= What to work on =
Reproduce the data below in full. Nothing should differ from the original.

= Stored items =
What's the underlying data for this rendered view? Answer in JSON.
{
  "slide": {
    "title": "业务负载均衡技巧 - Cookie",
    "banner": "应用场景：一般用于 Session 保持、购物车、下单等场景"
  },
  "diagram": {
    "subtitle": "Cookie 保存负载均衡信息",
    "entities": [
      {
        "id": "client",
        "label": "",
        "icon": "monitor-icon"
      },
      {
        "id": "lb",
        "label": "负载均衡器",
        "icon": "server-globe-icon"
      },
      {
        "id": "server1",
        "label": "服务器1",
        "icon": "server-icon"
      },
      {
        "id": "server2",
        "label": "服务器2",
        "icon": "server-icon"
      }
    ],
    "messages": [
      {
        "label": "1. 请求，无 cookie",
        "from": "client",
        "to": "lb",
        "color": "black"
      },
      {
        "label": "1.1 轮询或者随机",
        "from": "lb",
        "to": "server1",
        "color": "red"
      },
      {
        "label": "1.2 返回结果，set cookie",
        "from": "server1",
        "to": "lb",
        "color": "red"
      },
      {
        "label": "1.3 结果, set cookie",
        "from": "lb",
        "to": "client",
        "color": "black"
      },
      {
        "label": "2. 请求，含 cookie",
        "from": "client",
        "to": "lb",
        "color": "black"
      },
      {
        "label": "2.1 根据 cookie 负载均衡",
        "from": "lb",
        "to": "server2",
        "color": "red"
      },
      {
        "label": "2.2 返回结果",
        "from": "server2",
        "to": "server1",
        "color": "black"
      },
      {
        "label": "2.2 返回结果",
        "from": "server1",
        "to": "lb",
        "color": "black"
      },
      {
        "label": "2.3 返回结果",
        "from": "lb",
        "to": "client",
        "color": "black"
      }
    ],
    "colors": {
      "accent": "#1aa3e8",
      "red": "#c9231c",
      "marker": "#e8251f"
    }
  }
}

= Reply =
What's the underlying data for this rendered view? Answer in JSON.
{
  "slide": {
    "title": "业务负载均衡技巧 - Cookie",
    "banner": "应用场景：一般用于 Session 保持、购物车、下单等场景"
  },
  "diagram": {
    "subtitle": "Cookie 保存负载均衡信息",
    "entities": [
      {
        "id": "client",
        "label": "",
        "icon": "monitor-icon"
      },
      {
        "id": "lb",
        "label": "负载均衡器",
        "icon": "server-globe-icon"
      },
      {
        "id": "server1",
        "label": "服务器1",
        "icon": "server-icon"
      },
      {
        "id": "server2",
        "label": "服务器2",
        "icon": "server-icon"
      }
    ],
    "messages": [
      {
        "label": "1. 请求，无 cookie",
        "from": "client",
        "to": "lb",
        "color": "black"
      },
      {
        "label": "1.1 轮询或者随机",
        "from": "lb",
        "to": "server1",
        "color": "red"
      },
      {
        "label": "1.2 返回结果，set cookie",
        "from": "server1",
        "to": "lb",
        "color": "red"
      },
      {
        "label": "1.3 结果, set cookie",
        "from": "lb",
        "to": "client",
        "color": "black"
      },
      {
        "label": "2. 请求，含 cookie",
        "from": "client",
        "to": "lb",
        "color": "black"
      },
      {
        "label": "2.1 根据 cookie 负载均衡",
        "from": "lb",
        "to": "server2",
        "color": "red"
      },
      {
        "label": "2.2 返回结果",
        "from": "server2",
        "to": "server1",
        "color": "black"
      },
      {
        "label": "2.2 返回结果",
        "from": "server1",
        "to": "lb",
        "color": "black"
      },
      {
        "label": "2.3 返回结果",
        "from": "lb",
        "to": "client",
        "color": "black"
      }
    ],
    "colors": {
      "accent": "#1aa3e8",
      "red": "#c9231c",
      "marker": "#e8251f"
    }
  }
}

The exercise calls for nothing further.